Student’s were listening those great lessons, but had their own program too. Ahmo school drama students had prepared a play: “A dramatic approach to the theme of being an outsider - aren’t we all?” Students performed music as well. Students had a chance to make art by painting “Best wishes” and to learn a finnish folk song in music class. Kuopio regional newspaper visited and interviewed us about our program. We could read the article in Savon Sanomat following morning.
After school day the entire group visited Harjamäki mental hospital area. There was a walk around the hospital and riding stables and a visit to the Hospital Museum. History of mental hospital gave us a new perspective to human rights. In the evening  the dinner was enjoyed in Puijo tower restaurant with incredible views over city Kuopio.



Wednesday morning started with a lecture and practice about restorative thinking and peer mediating. After that students had cooking lessons and they prepared traditional Finnish food. In the afternoon we headed to Ruokoniemi, Siilinjärvi Lutheran parish camp. Program was to learn about human rights and prejudices. We had beautiful warm weather, so warm that some students swam in the lake after sauna.
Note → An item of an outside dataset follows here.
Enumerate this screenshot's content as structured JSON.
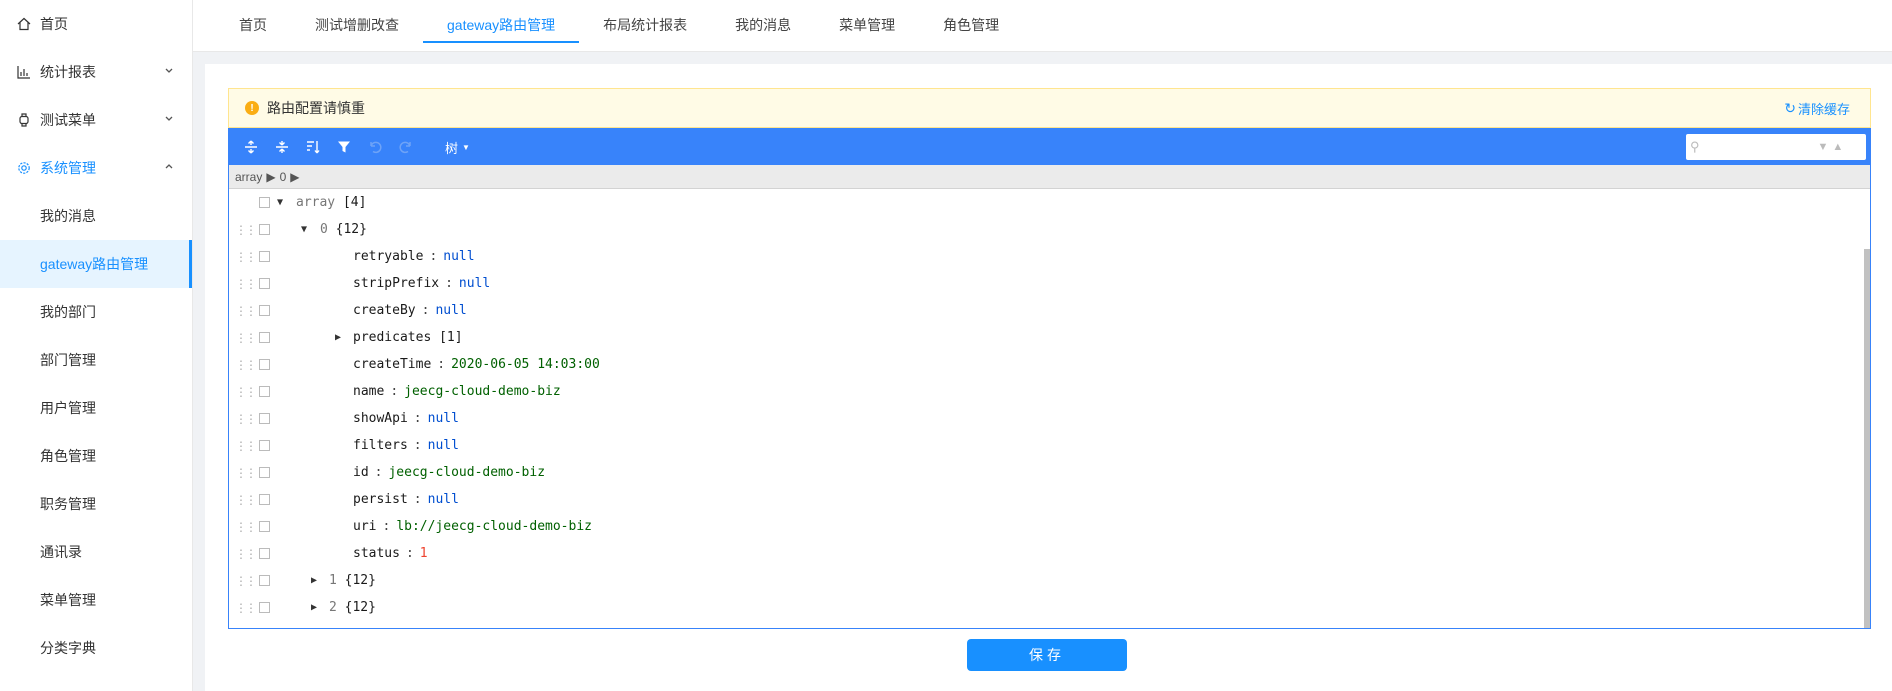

It was a lovely evening by the lake having sausages and traditional pancakes by open fire. A Finnish nature showed it’s most beautiful faces.



On Thursday we visited Kuopio. First we had an interesting lecture about today’s situation in Kongo. Katja Hedberg presented us what it is if there are no human rights. On the coffee break in Kuopio market place we tried famous Hanna Partanen specialities, Finnish apple pie. Students had some free time to do shopping in the city. After lunch we visited Old Kuopio Museum and Riisa, Orthodox Church Museum. In the evening we had a lake cruise with MS Ukko. Luckily weather was pretty during the cruise. In the evening we tried Restaurant Sampo’s  famous of vendace meals.
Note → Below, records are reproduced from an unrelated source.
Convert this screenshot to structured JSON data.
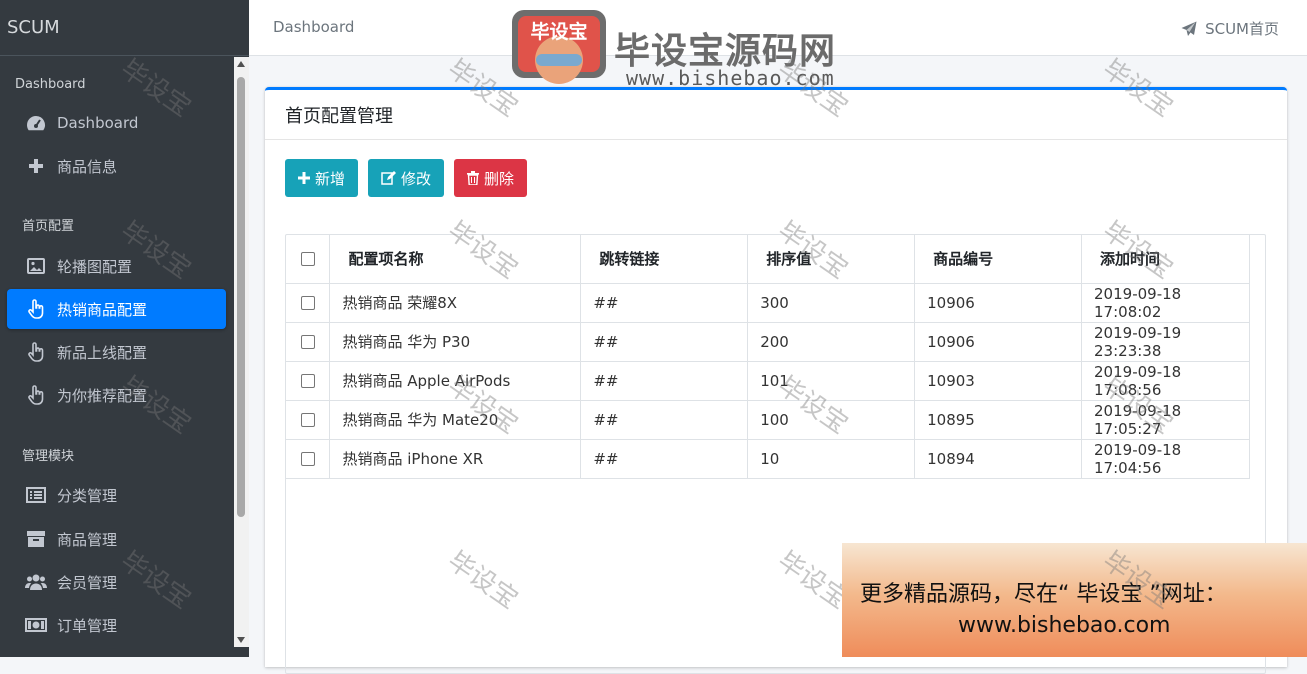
{
  "brand": "SCUM",
  "sidebar": {
    "headers": [
      "Dashboard",
      "首页配置",
      "管理模块"
    ],
    "items": [
      {
        "label": "Dashboard",
        "icon": "tachometer-icon"
      },
      {
        "label": "商品信息",
        "icon": "plus-icon"
      },
      {
        "label": "轮播图配置",
        "icon": "image-icon"
      },
      {
        "label": "热销商品配置",
        "icon": "hand-pointer-icon"
      },
      {
        "label": "新品上线配置",
        "icon": "hand-pointer-icon"
      },
      {
        "label": "为你推荐配置",
        "icon": "hand-pointer-icon"
      },
      {
        "label": "分类管理",
        "icon": "list-icon"
      },
      {
        "label": "商品管理",
        "icon": "archive-icon"
      },
      {
        "label": "会员管理",
        "icon": "users-icon"
      },
      {
        "label": "订单管理",
        "icon": "money-icon"
      }
    ],
    "active_index": 3
  },
  "topbar": {
    "breadcrumb": "Dashboard",
    "home_link": "SCUM首页"
  },
  "watermark": {
    "logo_badge": "毕设宝",
    "logo_title": "毕设宝源码网",
    "logo_url": "www.bishebao.com",
    "tile": "毕设宝"
  },
  "card": {
    "title": "首页配置管理",
    "buttons": {
      "add": "新增",
      "edit": "修改",
      "delete": "删除"
    }
  },
  "table": {
    "columns": [
      "配置项名称",
      "跳转链接",
      "排序值",
      "商品编号",
      "添加时间"
    ],
    "rows": [
      [
        "热销商品 荣耀8X",
        "##",
        "300",
        "10906",
        "2019-09-18 17:08:02"
      ],
      [
        "热销商品 华为 P30",
        "##",
        "200",
        "10906",
        "2019-09-19 23:23:38"
      ],
      [
        "热销商品 Apple AirPods",
        "##",
        "101",
        "10903",
        "2019-09-18 17:08:56"
      ],
      [
        "热销商品 华为 Mate20",
        "##",
        "100",
        "10895",
        "2019-09-18 17:05:27"
      ],
      [
        "热销商品 iPhone XR",
        "##",
        "10",
        "10894",
        "2019-09-18 17:04:56"
      ]
    ]
  },
  "banner": {
    "line1": "更多精品源码，尽在“ 毕设宝 ”网址：",
    "line2": "www.bishebao.com"
  },
  "colors": {
    "sidebar_bg": "#343a40",
    "active": "#007bff",
    "info": "#17a2b8",
    "danger": "#dc3545"
  }
}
Friday was last day of our program. We had school lessons and activities in sports and games too. Students had their farewell party in the school auditorium and teachers continued with project management. Rest of day students spent with hostfamilies. A farewell dinner was served in Onnela, Silja’s home. There was a possibility to try  sauna too. We had many lovely conversations and will be able continue them in following meetings in Italy and Spain. Whole week was something amazing and we were very grateful about everything.


Monday, 14 November 2016

Students of Gimnazjum nr 9 im. Jana Pawła II in Sosnowiec learn about the Polish-Jewish relations in Sosnowiec before and during the war

At the beginning of November all students of Gimnazjum nr 9 im. Jana Pawła II in Sosnowiec visited Sosnowiec Center of Art Sielecki Castle, where they saw an exhibition “Different worlds – one history. The story of Jews in Zagłebie Dąbrowskie”.
Students listened to the story of Jewish community in Sosnowiec before and during II world war, they saw photos and documents of people who lived at that time and saw a documentary about Rutka Laskier a Jewish girl, who lived in the area during II world war and whose diary from the time of war was discovered a few years ago.

In Schoen Palace Museum students took part in the history lesson “Remembering our neighbours – about Jews of Sosnowiec”, during which they discussed the relations of Poles with Jewish community before the war and ethnic minorities today. 

Wednesday, 2 November 2016

Students of Erasmus+ team Sosnowiec visited Schindler's Factory

On the 27th October students of Erasmus+ team, together with students who participated in the Memory Project last school year, took part in another interesting history lesson about II World War. This time we visited Schindler’s Factory Museum in Kraków, where we learned about the story of Oskar Schindler, Righteous Among the Nations, who in this same factory saved over 1000 Jews during the war. Listening to the interesting story of war - time  Kraków presented to us by the guides, we walked along the streets of occupied Kraków, watched the everyday life through windows of a Kraków tram, squeezed through narrow streets of Kraków ghetto and peered into tiny flats of Jews who lived there.  

On the way to the Museum we visited the headquarters of the Genaral Gouvernon Hans Frank during the war – The Wawel Castle.